- [Problem description]:
Keep only the lines of the listing that include the word "Selected", and copy them.

- [Extracted information]:
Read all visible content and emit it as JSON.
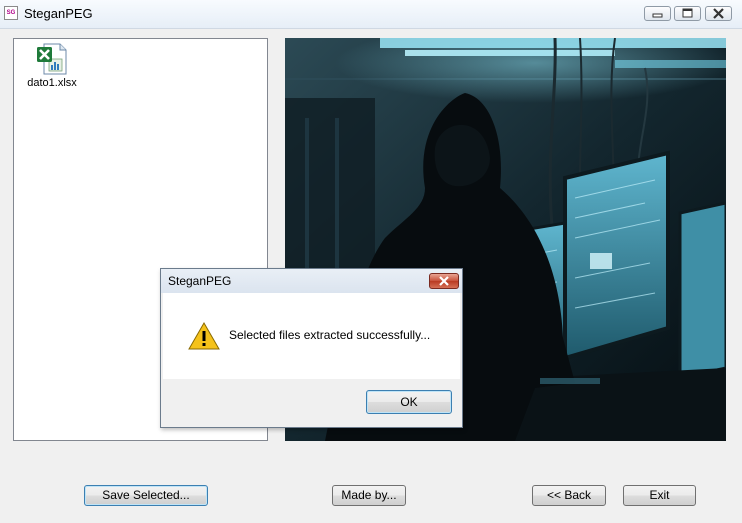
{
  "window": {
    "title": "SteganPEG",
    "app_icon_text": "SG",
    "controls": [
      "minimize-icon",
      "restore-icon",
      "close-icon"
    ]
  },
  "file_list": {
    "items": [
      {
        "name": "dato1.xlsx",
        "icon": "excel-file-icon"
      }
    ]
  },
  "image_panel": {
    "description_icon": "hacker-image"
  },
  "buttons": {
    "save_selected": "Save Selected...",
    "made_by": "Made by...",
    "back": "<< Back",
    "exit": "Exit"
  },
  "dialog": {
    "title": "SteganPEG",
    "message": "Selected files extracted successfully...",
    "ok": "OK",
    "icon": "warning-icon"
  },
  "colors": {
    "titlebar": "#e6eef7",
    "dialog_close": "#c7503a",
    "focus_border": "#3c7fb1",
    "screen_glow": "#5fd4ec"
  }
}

- [Reply to the exercise]:
    "save_selected": "Save Selected...",
    "message": "Selected files extracted successfully...",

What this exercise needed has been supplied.